Under a Resolution of the House of 2 March 1624, Members of Parliament cannot directly resign their seat. This means that MPs wishing to resign their seat must be appointed to one of two paid offices of the Crown. These are the Crown Steward and Bailiff of the Chiltern Hundreds and the Crown Steward and Bailiff of the Manor of Northstead. This briefing paper explains how this process works, and the historical background behind it.Jump to full report >>
There are several ways by which a Member's seat may be vacated during the lifetime of a Parliament:
A Member who wishes to resign their seat must be appointed to one of two offices of the Crown, retained from antiquity for this purpose only. These are the Crown Steward and Bailiff of the Chiltern Hundreds and the Crown Steward and Bailiff of the Manor of Northstead. Other such offices have been used for this purpose in the past, and some of them have carried duties and salaries: this is not the case today. This process is often described as “taking the Chiltern Hundreds”.

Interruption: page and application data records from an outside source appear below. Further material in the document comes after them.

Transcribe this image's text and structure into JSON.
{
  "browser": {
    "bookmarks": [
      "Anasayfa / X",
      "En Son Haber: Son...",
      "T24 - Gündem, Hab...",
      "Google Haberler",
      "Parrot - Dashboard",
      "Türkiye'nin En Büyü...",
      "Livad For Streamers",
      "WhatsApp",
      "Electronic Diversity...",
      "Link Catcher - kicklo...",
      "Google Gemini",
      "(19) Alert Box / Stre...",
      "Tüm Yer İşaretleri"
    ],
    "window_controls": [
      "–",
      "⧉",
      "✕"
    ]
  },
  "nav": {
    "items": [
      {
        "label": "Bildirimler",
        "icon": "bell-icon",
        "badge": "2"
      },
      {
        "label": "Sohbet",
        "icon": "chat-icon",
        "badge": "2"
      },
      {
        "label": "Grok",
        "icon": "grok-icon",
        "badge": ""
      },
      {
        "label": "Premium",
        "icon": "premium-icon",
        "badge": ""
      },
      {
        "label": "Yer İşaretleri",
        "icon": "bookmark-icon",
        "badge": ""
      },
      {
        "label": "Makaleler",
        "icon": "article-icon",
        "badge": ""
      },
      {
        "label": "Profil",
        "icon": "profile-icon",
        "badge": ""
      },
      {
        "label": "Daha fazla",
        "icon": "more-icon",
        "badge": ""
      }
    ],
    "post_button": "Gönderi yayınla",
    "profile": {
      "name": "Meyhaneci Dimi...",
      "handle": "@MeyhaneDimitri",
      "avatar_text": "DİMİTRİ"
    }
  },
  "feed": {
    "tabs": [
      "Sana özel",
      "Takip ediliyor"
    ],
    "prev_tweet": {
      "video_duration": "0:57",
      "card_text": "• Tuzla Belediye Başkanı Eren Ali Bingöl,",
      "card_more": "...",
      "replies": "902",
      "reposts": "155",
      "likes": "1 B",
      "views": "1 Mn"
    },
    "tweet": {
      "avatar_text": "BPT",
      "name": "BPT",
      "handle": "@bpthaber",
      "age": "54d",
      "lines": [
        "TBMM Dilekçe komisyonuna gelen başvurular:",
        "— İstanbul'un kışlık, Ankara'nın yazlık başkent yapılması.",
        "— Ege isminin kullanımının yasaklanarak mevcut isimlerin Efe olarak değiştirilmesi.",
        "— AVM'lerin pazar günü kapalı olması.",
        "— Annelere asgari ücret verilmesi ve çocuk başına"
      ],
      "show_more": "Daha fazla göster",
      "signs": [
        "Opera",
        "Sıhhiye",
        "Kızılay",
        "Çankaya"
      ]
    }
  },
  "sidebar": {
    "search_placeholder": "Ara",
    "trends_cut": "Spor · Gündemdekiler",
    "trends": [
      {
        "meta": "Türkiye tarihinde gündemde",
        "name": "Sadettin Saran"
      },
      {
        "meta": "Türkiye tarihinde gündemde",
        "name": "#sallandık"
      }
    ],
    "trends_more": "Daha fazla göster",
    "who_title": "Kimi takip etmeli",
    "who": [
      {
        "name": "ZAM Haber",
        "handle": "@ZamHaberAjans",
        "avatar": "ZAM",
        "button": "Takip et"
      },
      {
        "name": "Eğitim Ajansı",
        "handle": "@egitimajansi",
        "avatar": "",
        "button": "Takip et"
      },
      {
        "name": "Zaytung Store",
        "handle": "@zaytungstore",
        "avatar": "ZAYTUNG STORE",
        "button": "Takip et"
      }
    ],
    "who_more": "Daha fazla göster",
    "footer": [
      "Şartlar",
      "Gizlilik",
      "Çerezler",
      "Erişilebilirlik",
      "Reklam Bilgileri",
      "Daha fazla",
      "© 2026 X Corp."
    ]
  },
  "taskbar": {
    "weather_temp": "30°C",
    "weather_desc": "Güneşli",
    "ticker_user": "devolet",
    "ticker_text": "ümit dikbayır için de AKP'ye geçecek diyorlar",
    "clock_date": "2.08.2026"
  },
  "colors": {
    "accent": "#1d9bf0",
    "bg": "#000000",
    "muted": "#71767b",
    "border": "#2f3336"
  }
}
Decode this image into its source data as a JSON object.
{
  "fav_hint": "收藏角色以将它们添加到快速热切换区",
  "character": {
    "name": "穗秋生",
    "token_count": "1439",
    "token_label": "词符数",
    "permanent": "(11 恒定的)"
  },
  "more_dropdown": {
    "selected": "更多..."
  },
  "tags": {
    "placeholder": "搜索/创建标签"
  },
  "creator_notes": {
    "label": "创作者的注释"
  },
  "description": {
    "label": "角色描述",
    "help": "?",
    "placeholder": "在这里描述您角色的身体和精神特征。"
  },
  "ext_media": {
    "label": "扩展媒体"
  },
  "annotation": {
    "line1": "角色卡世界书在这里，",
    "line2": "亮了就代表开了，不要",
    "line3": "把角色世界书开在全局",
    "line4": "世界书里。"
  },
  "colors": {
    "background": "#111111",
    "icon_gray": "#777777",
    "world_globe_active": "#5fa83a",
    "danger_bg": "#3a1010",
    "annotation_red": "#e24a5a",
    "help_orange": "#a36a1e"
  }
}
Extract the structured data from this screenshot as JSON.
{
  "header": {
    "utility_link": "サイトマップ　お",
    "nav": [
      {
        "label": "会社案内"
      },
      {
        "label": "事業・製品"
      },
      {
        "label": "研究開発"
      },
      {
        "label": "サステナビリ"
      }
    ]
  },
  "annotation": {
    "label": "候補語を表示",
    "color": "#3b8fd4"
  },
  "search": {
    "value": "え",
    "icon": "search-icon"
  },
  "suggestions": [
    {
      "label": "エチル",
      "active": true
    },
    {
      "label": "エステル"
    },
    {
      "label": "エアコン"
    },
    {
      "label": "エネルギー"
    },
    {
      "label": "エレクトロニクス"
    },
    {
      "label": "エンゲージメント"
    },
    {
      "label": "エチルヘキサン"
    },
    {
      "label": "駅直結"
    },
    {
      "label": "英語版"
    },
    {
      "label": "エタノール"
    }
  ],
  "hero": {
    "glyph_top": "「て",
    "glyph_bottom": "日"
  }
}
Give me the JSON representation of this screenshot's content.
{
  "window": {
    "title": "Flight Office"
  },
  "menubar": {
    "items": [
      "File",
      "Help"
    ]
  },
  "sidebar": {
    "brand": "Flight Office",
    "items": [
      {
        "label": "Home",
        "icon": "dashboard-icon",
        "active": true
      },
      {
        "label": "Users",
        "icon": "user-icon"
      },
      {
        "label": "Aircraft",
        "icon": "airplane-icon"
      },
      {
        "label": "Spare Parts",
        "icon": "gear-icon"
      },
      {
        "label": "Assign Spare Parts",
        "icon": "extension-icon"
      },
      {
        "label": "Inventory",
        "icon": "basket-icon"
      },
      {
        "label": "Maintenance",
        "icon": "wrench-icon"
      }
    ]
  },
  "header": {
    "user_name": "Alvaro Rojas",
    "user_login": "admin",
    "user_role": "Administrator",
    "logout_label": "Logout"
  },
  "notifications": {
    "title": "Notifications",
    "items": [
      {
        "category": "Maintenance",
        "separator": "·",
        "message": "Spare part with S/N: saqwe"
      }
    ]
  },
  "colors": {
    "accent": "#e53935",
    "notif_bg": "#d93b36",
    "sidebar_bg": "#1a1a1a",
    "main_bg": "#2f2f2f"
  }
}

In the past, Ministers were required to re-contest their seats following their appointment as ministers. This was in recognition of the possibility that being a Minister of the Crown – i.e. holding an office provided by the monarch – might constitute a conflict of interest with the duties of a Member of Parliament. This practice has now been discontinued.
Members who are recalled can contest the subsequent by-election. A Member who has taken an incompatible office can also stand if they resign the office. A Member whose election is voided may be permitted to stand, depending on how the election was voided.
This briefing paper details the purposes of the Chiltern Hundreds, the case of Gerry Adams, and debate about possible reforms. It discusses the historical background of Members resigning their seats and of Offices of profit under the Crown. It also summarises the other ways in which Members’ seats can be vacated.
Commons Briefing papers SN06395
Author: Edward Hicks